- _Directions_: Would you please output the records exactly as they appear below?

- _Data about app and page elements_:
++++++++++

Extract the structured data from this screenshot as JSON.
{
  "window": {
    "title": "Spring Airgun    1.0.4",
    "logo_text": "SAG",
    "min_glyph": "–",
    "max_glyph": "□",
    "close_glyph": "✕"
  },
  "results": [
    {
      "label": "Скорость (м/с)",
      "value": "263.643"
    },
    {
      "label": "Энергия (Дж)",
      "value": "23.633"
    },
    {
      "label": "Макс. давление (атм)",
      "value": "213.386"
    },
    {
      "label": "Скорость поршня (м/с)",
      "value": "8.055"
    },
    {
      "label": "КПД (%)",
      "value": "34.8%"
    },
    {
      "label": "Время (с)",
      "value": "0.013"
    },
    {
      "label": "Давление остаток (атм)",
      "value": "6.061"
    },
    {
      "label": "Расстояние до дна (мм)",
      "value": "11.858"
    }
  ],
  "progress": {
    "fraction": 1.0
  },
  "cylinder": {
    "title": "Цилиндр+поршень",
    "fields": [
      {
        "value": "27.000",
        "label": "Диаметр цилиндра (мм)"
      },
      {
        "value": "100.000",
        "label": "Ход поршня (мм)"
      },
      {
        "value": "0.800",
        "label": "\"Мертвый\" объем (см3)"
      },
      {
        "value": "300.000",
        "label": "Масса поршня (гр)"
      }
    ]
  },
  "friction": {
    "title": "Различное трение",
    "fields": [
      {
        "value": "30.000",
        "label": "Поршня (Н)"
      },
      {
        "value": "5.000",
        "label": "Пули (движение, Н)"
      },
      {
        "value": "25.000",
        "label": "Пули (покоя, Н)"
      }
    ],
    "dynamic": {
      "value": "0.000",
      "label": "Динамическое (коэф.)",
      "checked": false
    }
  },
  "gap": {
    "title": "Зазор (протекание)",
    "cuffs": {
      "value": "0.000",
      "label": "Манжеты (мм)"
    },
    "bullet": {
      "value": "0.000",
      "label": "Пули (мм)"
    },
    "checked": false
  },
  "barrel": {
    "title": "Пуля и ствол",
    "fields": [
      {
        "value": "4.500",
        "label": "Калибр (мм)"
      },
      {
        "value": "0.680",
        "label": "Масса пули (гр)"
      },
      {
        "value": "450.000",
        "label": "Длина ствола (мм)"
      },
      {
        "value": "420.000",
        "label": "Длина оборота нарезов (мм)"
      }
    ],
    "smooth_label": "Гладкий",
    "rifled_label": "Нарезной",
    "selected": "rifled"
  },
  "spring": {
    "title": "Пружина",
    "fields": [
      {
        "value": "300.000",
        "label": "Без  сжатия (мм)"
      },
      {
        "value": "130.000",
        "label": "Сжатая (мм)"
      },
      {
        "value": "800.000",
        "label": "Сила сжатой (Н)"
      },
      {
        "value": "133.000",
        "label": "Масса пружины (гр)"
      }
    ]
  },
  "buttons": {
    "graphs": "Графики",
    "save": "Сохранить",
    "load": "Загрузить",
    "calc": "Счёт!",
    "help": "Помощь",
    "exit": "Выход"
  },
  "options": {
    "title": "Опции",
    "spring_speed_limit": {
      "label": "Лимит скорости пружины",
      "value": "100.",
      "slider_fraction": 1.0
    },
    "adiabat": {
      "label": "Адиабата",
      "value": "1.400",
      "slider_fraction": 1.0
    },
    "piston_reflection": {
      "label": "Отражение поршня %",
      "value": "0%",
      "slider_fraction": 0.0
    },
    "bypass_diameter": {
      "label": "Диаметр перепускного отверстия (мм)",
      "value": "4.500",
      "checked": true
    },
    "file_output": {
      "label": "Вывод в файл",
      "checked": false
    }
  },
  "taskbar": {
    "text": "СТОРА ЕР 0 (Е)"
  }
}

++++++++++

- _Result_:
Extract the structured data from this screenshot as JSON.
{
  "window": {
    "title": "Spring Airgun    1.0.4",
    "logo_text": "SAG",
    "min_glyph": "–",
    "max_glyph": "□",
    "close_glyph": "✕"
  },
  "results": [
    {
      "label": "Скорость (м/с)",
      "value": "263.643"
    },
    {
      "label": "Энергия (Дж)",
      "value": "23.633"
    },
    {
      "label": "Макс. давление (атм)",
      "value": "213.386"
    },
    {
      "label": "Скорость поршня (м/с)",
      "value": "8.055"
    },
    {
      "label": "КПД (%)",
      "value": "34.8%"
    },
    {
      "label": "Время (с)",
      "value": "0.013"
    },
    {
      "label": "Давление остаток (атм)",
      "value": "6.061"
    },
    {
      "label": "Расстояние до дна (мм)",
      "value": "11.858"
    }
  ],
  "progress": {
    "fraction": 1.0
  },
  "cylinder": {
    "title": "Цилиндр+поршень",
    "fields": [
      {
        "value": "27.000",
        "label": "Диаметр цилиндра (мм)"
      },
      {
        "value": "100.000",
        "label": "Ход поршня (мм)"
      },
      {
        "value": "0.800",
        "label": "\"Мертвый\" объем (см3)"
      },
      {
        "value": "300.000",
        "label": "Масса поршня (гр)"
      }
    ]
  },
  "friction": {
    "title": "Различное трение",
    "fields": [
      {
        "value": "30.000",
        "label": "Поршня (Н)"
      },
      {
        "value": "5.000",
        "label": "Пули (движение, Н)"
      },
      {
        "value": "25.000",
        "label": "Пули (покоя, Н)"
      }
    ],
    "dynamic": {
      "value": "0.000",
      "label": "Динамическое (коэф.)",
      "checked": false
    }
  },
  "gap": {
    "title": "Зазор (протекание)",
    "cuffs": {
      "value": "0.000",
      "label": "Манжеты (мм)"
    },
    "bullet": {
      "value": "0.000",
      "label": "Пули (мм)"
    },
    "checked": false
  },
  "barrel": {
    "title": "Пуля и ствол",
    "fields": [
      {
        "value": "4.500",
        "label": "Калибр (мм)"
      },
      {
        "value": "0.680",
        "label": "Масса пули (гр)"
      },
      {
        "value": "450.000",
        "label": "Длина ствола (мм)"
      },
      {
        "value": "420.000",
        "label": "Длина оборота нарезов (мм)"
      }
    ],
    "smooth_label": "Гладкий",
    "rifled_label": "Нарезной",
    "selected": "rifled"
  },
  "spring": {
    "title": "Пружина",
    "fields": [
      {
        "value": "300.000",
        "label": "Без  сжатия (мм)"
      },
      {
        "value": "130.000",
        "label": "Сжатая (мм)"
      },
      {
        "value": "800.000",
        "label": "Сила сжатой (Н)"
      },
      {
        "value": "133.000",
        "label": "Масса пружины (гр)"
      }
    ]
  },
  "buttons": {
    "graphs": "Графики",
    "save": "Сохранить",
    "load": "Загрузить",
    "calc": "Счёт!",
    "help": "Помощь",
    "exit": "Выход"
  },
  "options": {
    "title": "Опции",
    "spring_speed_limit": {
      "label": "Лимит скорости пружины",
      "value": "100.",
      "slider_fraction": 1.0
    },
    "adiabat": {
      "label": "Адиабата",
      "value": "1.400",
      "slider_fraction": 1.0
    },
    "piston_reflection": {
      "label": "Отражение поршня %",
      "value": "0%",
      "slider_fraction": 0.0
    },
    "bypass_diameter": {
      "label": "Диаметр перепускного отверстия (мм)",
      "value": "4.500",
      "checked": true
    },
    "file_output": {
      "label": "Вывод в файл",
      "checked": false
    }
  },
  "taskbar": {
    "text": "СТОРА ЕР 0 (Е)"
  }
}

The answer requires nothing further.